BEGIN

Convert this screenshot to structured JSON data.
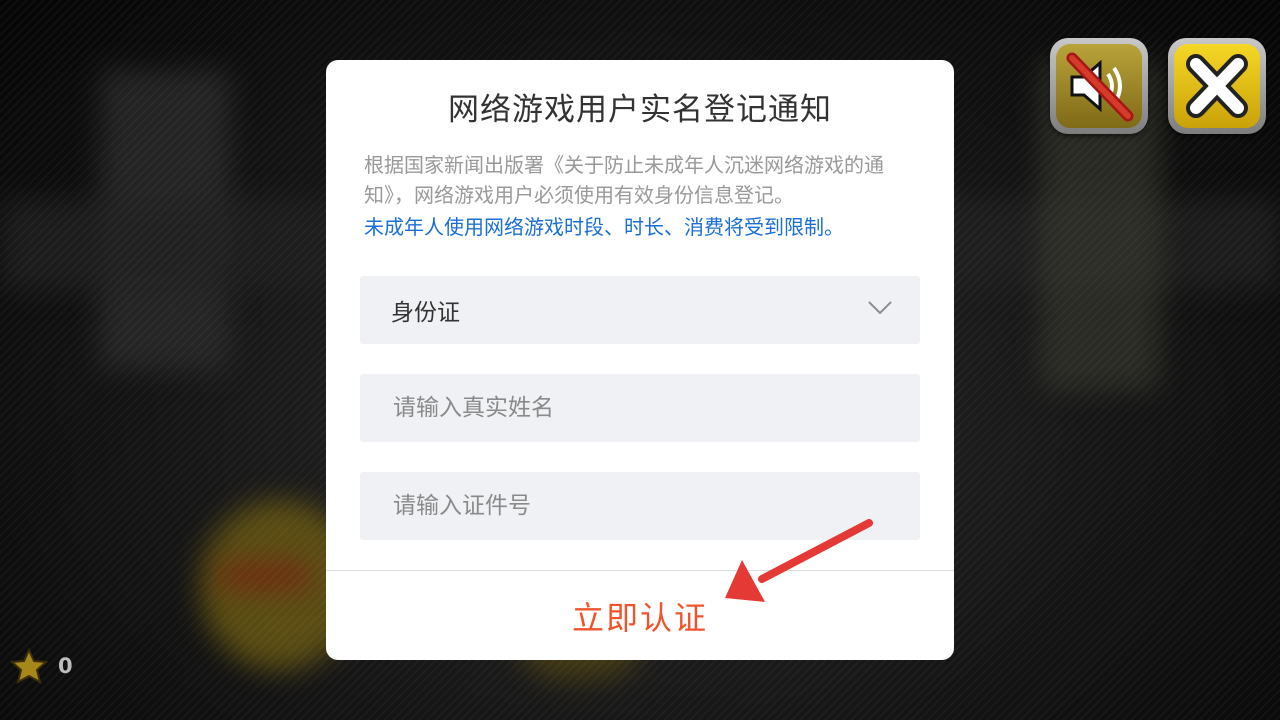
{
  "dialog": {
    "title": "网络游戏用户实名登记通知",
    "notice": "根据国家新闻出版署《关于防止未成年人沉迷网络游戏的通知》，网络游戏用户必须使用有效身份信息登记。",
    "warning": "未成年人使用网络游戏时段、时长、消费将受到限制。",
    "id_type": {
      "selected": "身份证"
    },
    "name_field": {
      "placeholder": "请输入真实姓名",
      "value": ""
    },
    "id_field": {
      "placeholder": "请输入证件号",
      "value": ""
    },
    "submit_label": "立即认证"
  },
  "hud": {
    "star_count": "0",
    "mute_icon": "speaker-muted-icon",
    "close_icon": "close-x-icon"
  },
  "colors": {
    "accent_submit": "#f0542d",
    "warning_text": "#1a6fd6",
    "annotation_arrow": "#e53935",
    "close_button": "#f5d726"
  }
}
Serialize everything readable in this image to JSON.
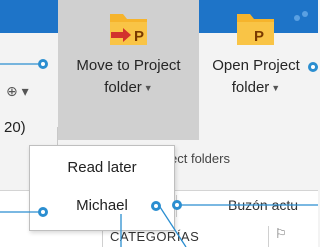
{
  "window": {
    "titlebar_color": "#1e74c8"
  },
  "ribbon": {
    "left_partial_value": "20)",
    "buttons": [
      {
        "line1": "Move to Project",
        "line2": "folder",
        "icon": "move-to-project-folder-icon",
        "badge": "P",
        "highlighted": true
      },
      {
        "line1": "Open Project",
        "line2": "folder",
        "icon": "open-project-folder-icon",
        "badge": "P",
        "highlighted": false
      }
    ],
    "group_label_suffix": "ect folders"
  },
  "dropdown": {
    "items": [
      "Read later",
      "Michael"
    ]
  },
  "search_bar": {
    "right_text": "Buzón actu"
  },
  "columns": {
    "category": "CATEGORÍAS"
  },
  "colors": {
    "accent": "#2b8ed0",
    "folder": "#f6b42c",
    "badge_text": "#7a3a00"
  }
}
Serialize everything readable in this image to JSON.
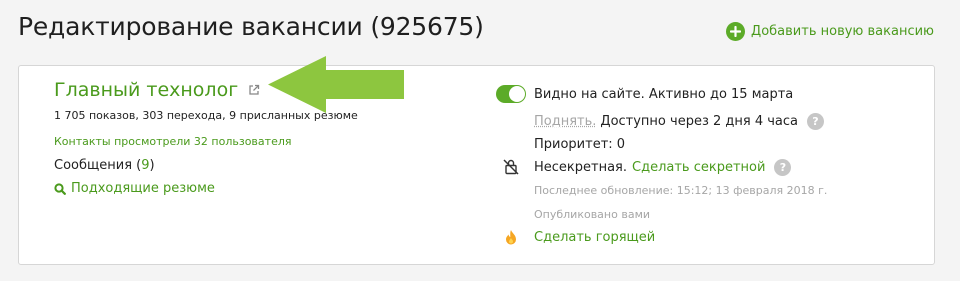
{
  "header": {
    "title": "Редактирование вакансии (925675)",
    "add_vacancy_label": "Добавить новую вакансию"
  },
  "vacancy": {
    "title": "Главный технолог",
    "stats": "1 705 показов, 303 перехода, 9 присланных резюме",
    "contacts_viewed": "Контакты просмотрели 32 пользователя",
    "messages_label": "Сообщения (",
    "messages_count": "9",
    "messages_suffix": ")",
    "matching_resumes": "Подходящие резюме"
  },
  "status": {
    "visibility": "Видно на сайте. Активно до 15 марта",
    "raise_label": "Поднять.",
    "raise_availability": "Доступно через 2 дня 4 часа",
    "priority": "Приоритет: 0",
    "secrecy": "Несекретная.",
    "make_secret": "Сделать секретной",
    "last_update": "Последнее обновление: 15:12; 13 февраля 2018 г.",
    "published_by": "Опубликовано вами",
    "make_hot": "Сделать горящей"
  },
  "colors": {
    "accent_green": "#4a9a1c",
    "toggle_green": "#5cab28",
    "arrow_green": "#8dc63f",
    "muted_gray": "#a6a6a6"
  },
  "icons": [
    "plus-circle-icon",
    "external-link-icon",
    "search-icon",
    "no-secret-icon",
    "help-icon",
    "fire-icon",
    "arrow-pointer-icon"
  ]
}
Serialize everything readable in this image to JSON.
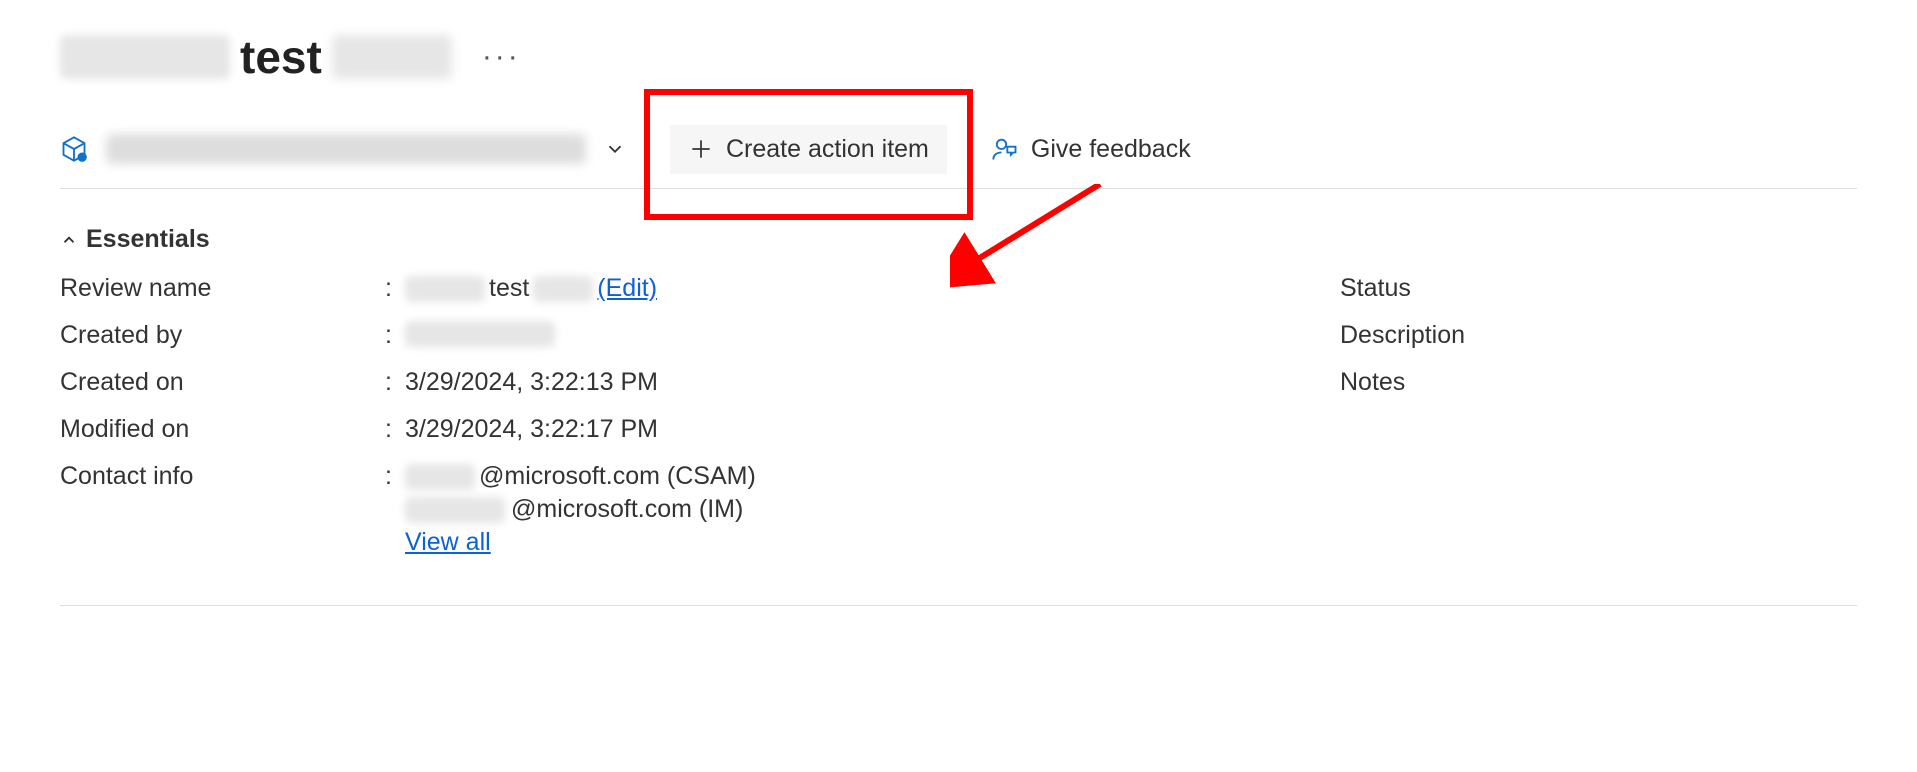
{
  "header": {
    "title_prefix": "",
    "title_mid": "test",
    "title_suffix": "",
    "more_glyph": "···"
  },
  "toolbar": {
    "resource": {
      "label": "",
      "chevron": "˅"
    },
    "create": {
      "label": "Create action item"
    },
    "feedback": {
      "label": "Give feedback"
    }
  },
  "sections": {
    "essentials_label": "Essentials"
  },
  "essentials": {
    "left": {
      "review_name": {
        "label": "Review name",
        "value_prefix": "",
        "value_mid": "test",
        "value_suffix": "",
        "edit_label": "(Edit)"
      },
      "created_by": {
        "label": "Created by",
        "value": ""
      },
      "created_on": {
        "label": "Created on",
        "value": "3/29/2024, 3:22:13 PM"
      },
      "modified_on": {
        "label": "Modified on",
        "value": "3/29/2024, 3:22:17 PM"
      },
      "contact": {
        "label": "Contact info",
        "line1_suffix": "@microsoft.com (CSAM)",
        "line2_suffix": "@microsoft.com (IM)",
        "view_all": "View all"
      }
    },
    "right": {
      "status": {
        "label": "Status"
      },
      "description": {
        "label": "Description"
      },
      "notes": {
        "label": "Notes"
      }
    }
  }
}
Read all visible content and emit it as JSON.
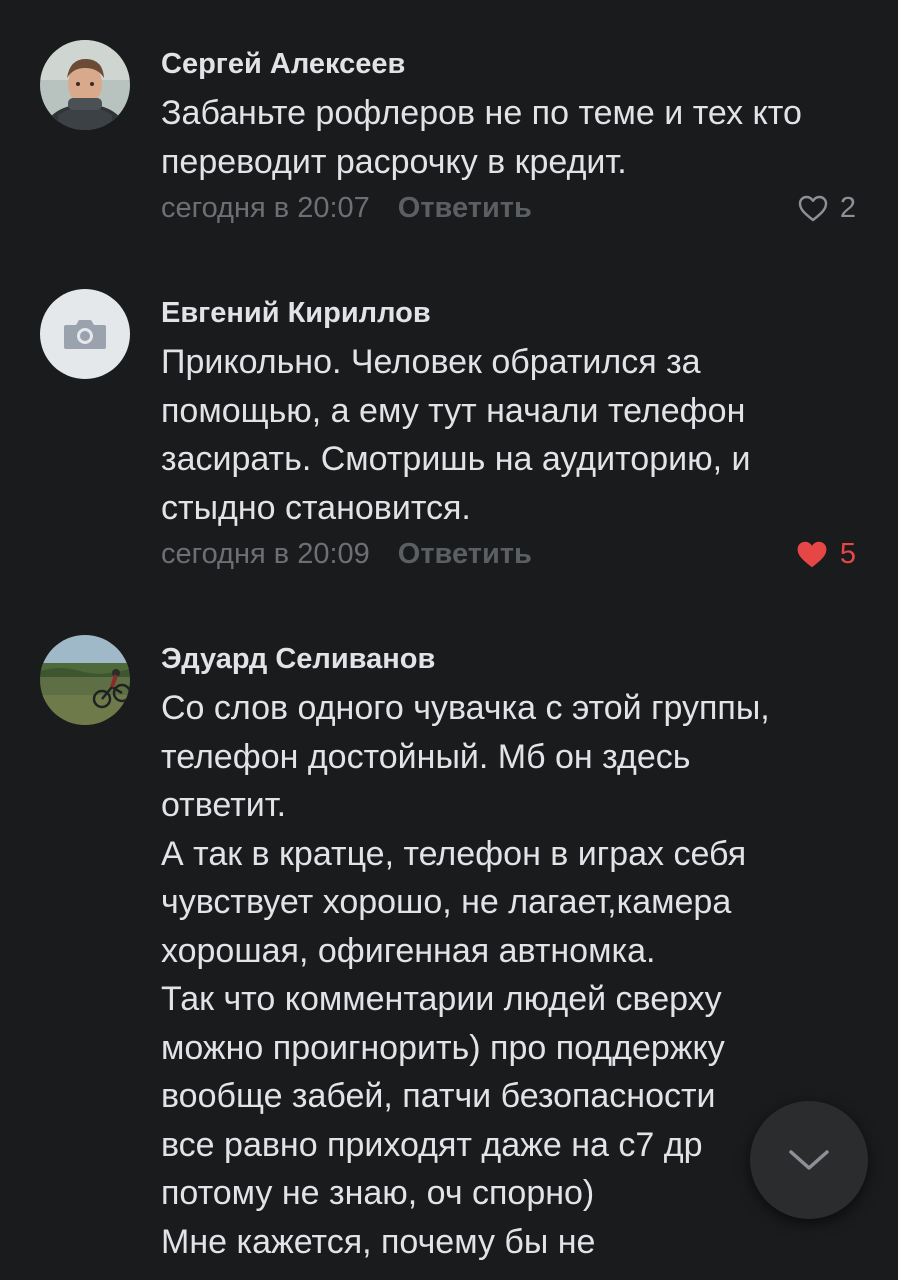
{
  "comments": [
    {
      "author": "Сергей Алексеев",
      "lines": [
        "Забаньте рофлеров не по теме и тех кто",
        "переводит расрочку в кредит."
      ],
      "time": "сегодня в 20:07",
      "reply": "Ответить",
      "likes": "2",
      "liked": false
    },
    {
      "author": "Евгений Кириллов",
      "lines": [
        "Прикольно. Человек обратился за",
        "помощью, а ему тут начали телефон",
        "засирать. Смотришь на аудиторию, и",
        "стыдно становится."
      ],
      "time": "сегодня в 20:09",
      "reply": "Ответить",
      "likes": "5",
      "liked": true
    },
    {
      "author": "Эдуард Селиванов",
      "lines": [
        "Со слов одного чувачка с этой группы,",
        "телефон достойный. Мб он здесь",
        "ответит.",
        "А так в кратце, телефон в играх себя",
        "чувствует  хорошо, не лагает,камера",
        "хорошая, офигенная автномка.",
        "Так что комментарии людей сверху",
        "можно проигнорить) про поддержку",
        "вообще  забей, патчи безопасности",
        "все равно приходят даже на с7 др",
        "потому не знаю, оч спорно)",
        "Мне кажется,  почему бы  не"
      ]
    }
  ],
  "colors": {
    "background": "#1a1b1d",
    "like_active": "#e64646"
  }
}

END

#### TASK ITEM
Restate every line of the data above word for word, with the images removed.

#### ANSWER FOR THIS EXERCISE
Convert this screenshot to structured JSON data.
{
  "dialog": {
    "title": "网络游戏用户实名登记通知",
    "notice": "根据国家新闻出版署《关于防止未成年人沉迷网络游戏的通知》，网络游戏用户必须使用有效身份信息登记。",
    "warning": "未成年人使用网络游戏时段、时长、消费将受到限制。",
    "id_type": {
      "selected": "身份证"
    },
    "name_field": {
      "placeholder": "请输入真实姓名",
      "value": ""
    },
    "id_field": {
      "placeholder": "请输入证件号",
      "value": ""
    },
    "submit_label": "立即认证"
  },
  "hud": {
    "star_count": "0",
    "mute_icon": "speaker-muted-icon",
    "close_icon": "close-x-icon"
  },
  "colors": {
    "accent_submit": "#f0542d",
    "warning_text": "#1a6fd6",
    "annotation_arrow": "#e53935",
    "close_button": "#f5d726"
  }
}
Serialize everything readable in this image to JSON.
{
  "window": {
    "titlebar_color": "#1e74c8"
  },
  "ribbon": {
    "left_partial_value": "20)",
    "buttons": [
      {
        "line1": "Move to Project",
        "line2": "folder",
        "icon": "move-to-project-folder-icon",
        "badge": "P",
        "highlighted": true
      },
      {
        "line1": "Open Project",
        "line2": "folder",
        "icon": "open-project-folder-icon",
        "badge": "P",
        "highlighted": false
      }
    ],
    "group_label_suffix": "ect folders"
  },
  "dropdown": {
    "items": [
      "Read later",
      "Michael"
    ]
  },
  "search_bar": {
    "right_text": "Buzón actu"
  },
  "columns": {
    "category": "CATEGORÍAS"
  },
  "colors": {
    "accent": "#2b8ed0",
    "folder": "#f6b42c",
    "badge_text": "#7a3a00"
  }
}
Serialize everything readable in this image to JSON.
{
  "header": {
    "title": "Редактирование вакансии (925675)",
    "add_vacancy_label": "Добавить новую вакансию"
  },
  "vacancy": {
    "title": "Главный технолог",
    "stats": "1 705 показов, 303 перехода, 9 присланных резюме",
    "contacts_viewed": "Контакты просмотрели 32 пользователя",
    "messages_label": "Сообщения (",
    "messages_count": "9",
    "messages_suffix": ")",
    "matching_resumes": "Подходящие резюме"
  },
  "status": {
    "visibility": "Видно на сайте. Активно до 15 марта",
    "raise_label": "Поднять.",
    "raise_availability": "Доступно через 2 дня 4 часа",
    "priority": "Приоритет: 0",
    "secrecy": "Несекретная.",
    "make_secret": "Сделать секретной",
    "last_update": "Последнее обновление: 15:12; 13 февраля 2018 г.",
    "published_by": "Опубликовано вами",
    "make_hot": "Сделать горящей"
  },
  "colors": {
    "accent_green": "#4a9a1c",
    "toggle_green": "#5cab28",
    "arrow_green": "#8dc63f",
    "muted_gray": "#a6a6a6"
  },
  "icons": [
    "plus-circle-icon",
    "external-link-icon",
    "search-icon",
    "no-secret-icon",
    "help-icon",
    "fire-icon",
    "arrow-pointer-icon"
  ]
}
Serialize everything readable in this image to JSON.
{
  "header": {
    "title_prefix": "",
    "title_mid": "test",
    "title_suffix": "",
    "more_glyph": "···"
  },
  "toolbar": {
    "resource": {
      "label": "",
      "chevron": "˅"
    },
    "create": {
      "label": "Create action item"
    },
    "feedback": {
      "label": "Give feedback"
    }
  },
  "sections": {
    "essentials_label": "Essentials"
  },
  "essentials": {
    "left": {
      "review_name": {
        "label": "Review name",
        "value_prefix": "",
        "value_mid": "test",
        "value_suffix": "",
        "edit_label": "(Edit)"
      },
      "created_by": {
        "label": "Created by",
        "value": ""
      },
      "created_on": {
        "label": "Created on",
        "value": "3/29/2024, 3:22:13 PM"
      },
      "modified_on": {
        "label": "Modified on",
        "value": "3/29/2024, 3:22:17 PM"
      },
      "contact": {
        "label": "Contact info",
        "line1_suffix": "@microsoft.com (CSAM)",
        "line2_suffix": "@microsoft.com (IM)",
        "view_all": "View all"
      }
    },
    "right": {
      "status": {
        "label": "Status"
      },
      "description": {
        "label": "Description"
      },
      "notes": {
        "label": "Notes"
      }
    }
  }
}
Read all visible content and emit it as JSON.
{
  "comments": [
    {
      "author": "Сергей Алексеев",
      "lines": [
        "Забаньте рофлеров не по теме и тех кто",
        "переводит расрочку в кредит."
      ],
      "time": "сегодня в 20:07",
      "reply": "Ответить",
      "likes": "2",
      "liked": false
    },
    {
      "author": "Евгений Кириллов",
      "lines": [
        "Прикольно. Человек обратился за",
        "помощью, а ему тут начали телефон",
        "засирать. Смотришь на аудиторию, и",
        "стыдно становится."
      ],
      "time": "сегодня в 20:09",
      "reply": "Ответить",
      "likes": "5",
      "liked": true
    },
    {
      "author": "Эдуард Селиванов",
      "lines": [
        "Со слов одного чувачка с этой группы,",
        "телефон достойный. Мб он здесь",
        "ответит.",
        "А так в кратце, телефон в играх себя",
        "чувствует  хорошо, не лагает,камера",
        "хорошая, офигенная автномка.",
        "Так что комментарии людей сверху",
        "можно проигнорить) про поддержку",
        "вообще  забей, патчи безопасности",
        "все равно приходят даже на с7 др",
        "потому не знаю, оч спорно)",
        "Мне кажется,  почему бы  не"
      ]
    }
  ],
  "colors": {
    "background": "#1a1b1d",
    "like_active": "#e64646"
  }
}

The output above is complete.